The Torah reading of Dvarim always immediately precedes the week that contains the fast day of Tisha B’Av. The relationship between the Torah reading and the events of national tragedy that Tisha B’Av marks are obvious even to the most cursory glance at the Torah reading of Dvarim. The word eycha, which signifies tragic amazement at the turn of events, occurs in Dvarim and in the Book of Lamentations (Eycha) as well. The words of Moses in Dvarim predict the spiritual downfall of Israel in its land and its eventual physical national destruction and its exile from its land. Yet, there is an even deeper connection between the words of Moses in Dvarim and the commemoration of the tragedies of Israel on the day of Tisha B’Av. And it is regarding this deeper, almost hidden connection, that I wish to write these following few sentences.
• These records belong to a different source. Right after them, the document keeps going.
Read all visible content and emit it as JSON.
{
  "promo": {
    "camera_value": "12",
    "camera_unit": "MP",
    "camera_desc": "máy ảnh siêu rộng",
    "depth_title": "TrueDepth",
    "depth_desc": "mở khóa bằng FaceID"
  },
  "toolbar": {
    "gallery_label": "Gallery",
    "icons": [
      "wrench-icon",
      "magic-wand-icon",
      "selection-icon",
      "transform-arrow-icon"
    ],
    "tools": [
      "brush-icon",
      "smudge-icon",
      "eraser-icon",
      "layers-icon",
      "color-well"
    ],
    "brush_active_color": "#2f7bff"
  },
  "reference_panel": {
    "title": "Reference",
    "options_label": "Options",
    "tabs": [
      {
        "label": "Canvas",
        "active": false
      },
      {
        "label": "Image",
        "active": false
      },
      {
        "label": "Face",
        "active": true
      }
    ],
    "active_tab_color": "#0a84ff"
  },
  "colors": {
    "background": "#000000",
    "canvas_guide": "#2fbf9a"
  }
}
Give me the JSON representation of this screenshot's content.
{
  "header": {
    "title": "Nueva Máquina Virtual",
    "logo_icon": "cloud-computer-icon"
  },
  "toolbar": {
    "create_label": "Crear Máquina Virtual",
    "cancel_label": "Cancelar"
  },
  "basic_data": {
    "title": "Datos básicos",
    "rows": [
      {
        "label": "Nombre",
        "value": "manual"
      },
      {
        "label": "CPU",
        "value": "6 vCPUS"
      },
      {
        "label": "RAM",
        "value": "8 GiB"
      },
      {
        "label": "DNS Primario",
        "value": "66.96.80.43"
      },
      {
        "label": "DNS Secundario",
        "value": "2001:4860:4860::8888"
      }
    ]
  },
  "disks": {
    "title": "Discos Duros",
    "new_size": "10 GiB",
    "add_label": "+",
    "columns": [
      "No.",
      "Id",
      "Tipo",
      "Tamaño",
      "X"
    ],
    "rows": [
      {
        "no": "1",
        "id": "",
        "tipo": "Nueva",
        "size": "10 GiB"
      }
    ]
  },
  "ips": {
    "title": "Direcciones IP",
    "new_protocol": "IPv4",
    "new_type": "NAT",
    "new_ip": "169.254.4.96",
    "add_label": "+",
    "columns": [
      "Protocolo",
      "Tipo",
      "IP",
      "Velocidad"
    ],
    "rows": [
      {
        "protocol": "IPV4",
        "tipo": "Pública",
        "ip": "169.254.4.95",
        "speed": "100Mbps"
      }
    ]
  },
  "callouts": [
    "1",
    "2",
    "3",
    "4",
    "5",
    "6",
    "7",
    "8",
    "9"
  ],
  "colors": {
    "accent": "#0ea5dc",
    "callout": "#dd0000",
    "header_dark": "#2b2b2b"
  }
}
The entire discourse of Moses in the Book of Dvarim is one of close scrutiny of past events and of unrelenting honesty regarding those events. We all know that admitting past error is a most difficult process. It demands honesty, courage, forthrightness and unequivocation. In Moses’ review of Israel’s forty years in the desert, all of these qualities are amply present and duly demonstrated. For only through an honest appraisal of the past, painful as that may be, can one learn the appropriate lessons from which future improvements in life may be realized. The Torah abhors falseness and disdains “whitewashing” people, even great people, and events. Only the truth can instruct us and allow us to better ourselves and our society. All of Torah is true to this overriding principle of honesty, and the Book of Dvarim is the clearest example of this principle at work in the works of the Bible. And this is also its innate bond and strong connection to Lamentations/Eycha. For the words and descriptions that appear in Eycha are searingly true and painfully honest. The prophet Jeremiah allows for no romanticization of Jewish destruction and exile. His description of the horrors of defeat and despair, of hunger and disease, of the destruction of Temple and national sovereignty, know no soft edges or glib comfort and/or weak reassurances. There is no room for false heroics or romanticization of martyrdom in the words of the prophet. False comfort is often counter-productive. The lessons of Eycha require study and internalization. Hence, they must be left in their unvarnished honesty and not prettied up to fit later sensitivities.
Our generation is plagued by a dishonest sense of observation and reality. We wish to be told pleasant things and soothing reassurances, even if they be not true. We are looking for emotional highs and feel-good faith and are averse to digging the trenches of apparently minute ritual observances and the vagaries of everyday life. The whole bloody story of this most tragic of human centuries is one of self-deception and unwarranted naive faith in the powers of social ideas and societal engineering. The blindness of the West as to the true aims and policies of Hitler, the willing turning away of its gaze by the Left to the realities of the policies and actions of Lenin and Stalin, are but two bitter examples of the cost in lives and humanity of the folly of being unrealistic and patently dishonest. This tendency towards willful self-deception is still alive and well in the Jewish world today. The formidable forces, both external and within Israel, arrayed against Jewish survival are aided and abetted by well-meaning but hopelessly unrealistic and naive Jews themselves. Not to have learned anything about non-Jewish enmity and assimilatory practices and life-style is a form of national suicide. It should be opposed.
Rabbi Berel Wein